But, you know, there it is.


3. Dishwasher Talk

For the love of all that’s holy, please load your dishwasher correctly:

Don’t dish-wash sharp knives, which will dull. (Butter knives are fine because they are already kinda dull.) Wooden items, like spoons and cutting boards, could warp or crack, so keep them out. Pans, especially of the nonstick variety, don’t belong—they’re bulky and damage-prone. Those twisty reusable straws? Asking for trouble. Essentially, the cardinal rule is this: Don’t put anything in there that you couldn’t (or wouldn’t want to) replace—ceramics, family heirlooms, fine china. . . .

For the most powerful wash, position the tines (sharp doodads) of forks and the bowls of spoons sticking up. And keep knife blades stabbing downwards (for safety). Remember, we’re social distancing: For the water to properly clean every surface, and to minimize scratches, don’t cram too many utensils into the basket at once. Spoons have a tendency to, well, spoon, so try to keep them in different compartments. . . .
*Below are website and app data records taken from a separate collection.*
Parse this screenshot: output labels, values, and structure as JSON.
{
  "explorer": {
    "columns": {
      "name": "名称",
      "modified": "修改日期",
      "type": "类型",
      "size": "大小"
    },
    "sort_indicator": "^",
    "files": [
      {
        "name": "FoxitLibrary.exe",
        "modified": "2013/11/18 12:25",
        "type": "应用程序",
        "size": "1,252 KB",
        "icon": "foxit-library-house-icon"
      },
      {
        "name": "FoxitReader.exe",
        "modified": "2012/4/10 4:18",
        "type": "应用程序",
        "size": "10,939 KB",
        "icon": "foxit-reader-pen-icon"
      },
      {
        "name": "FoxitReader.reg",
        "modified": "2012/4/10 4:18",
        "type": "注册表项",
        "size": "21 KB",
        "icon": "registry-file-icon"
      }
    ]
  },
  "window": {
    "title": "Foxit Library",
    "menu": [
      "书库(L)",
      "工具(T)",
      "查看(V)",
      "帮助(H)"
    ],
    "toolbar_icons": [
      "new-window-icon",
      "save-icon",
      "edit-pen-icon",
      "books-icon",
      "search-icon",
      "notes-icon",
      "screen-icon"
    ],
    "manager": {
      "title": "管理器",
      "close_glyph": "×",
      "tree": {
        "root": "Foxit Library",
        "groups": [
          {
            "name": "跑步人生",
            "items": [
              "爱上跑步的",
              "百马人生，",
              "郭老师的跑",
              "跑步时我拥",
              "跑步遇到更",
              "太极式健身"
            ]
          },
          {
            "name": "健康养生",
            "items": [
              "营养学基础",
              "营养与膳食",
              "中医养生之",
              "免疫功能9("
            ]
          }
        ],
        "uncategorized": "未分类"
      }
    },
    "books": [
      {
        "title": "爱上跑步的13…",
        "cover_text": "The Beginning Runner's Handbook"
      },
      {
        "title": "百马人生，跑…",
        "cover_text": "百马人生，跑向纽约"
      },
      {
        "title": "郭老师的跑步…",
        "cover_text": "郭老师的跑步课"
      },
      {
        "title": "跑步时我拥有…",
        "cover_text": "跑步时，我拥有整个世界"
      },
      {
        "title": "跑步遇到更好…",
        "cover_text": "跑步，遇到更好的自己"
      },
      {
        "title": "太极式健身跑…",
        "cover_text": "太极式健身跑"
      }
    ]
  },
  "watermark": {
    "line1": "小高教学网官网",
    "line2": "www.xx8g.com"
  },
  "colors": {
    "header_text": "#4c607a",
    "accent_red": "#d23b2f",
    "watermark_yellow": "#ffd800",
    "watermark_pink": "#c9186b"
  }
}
Load from back to front to fit in more stuff. Unload from bottom to top so you don’t drip on your dry dishes. Thin plastics (like quart containers and takeout bowls) should live on the top rack to prevent them from melting. . . .

Right after you empty the machine, add the detergent. That way, when you see the soap, you’ll know it’s ready to load. . . .

At 1 a.m. it is very human to want to just shove your cookie sheet or lasagna pan onto the bottom rack and walk away. But you’re going to block the spray arm. And that’s like trying to dust your house by blowing on everything: You’ll look dumb and you’ll make matters worse. Big stuff goes on the sides, and needs to sit at an angle. (Like the cups, remember?)

Read the whole thing.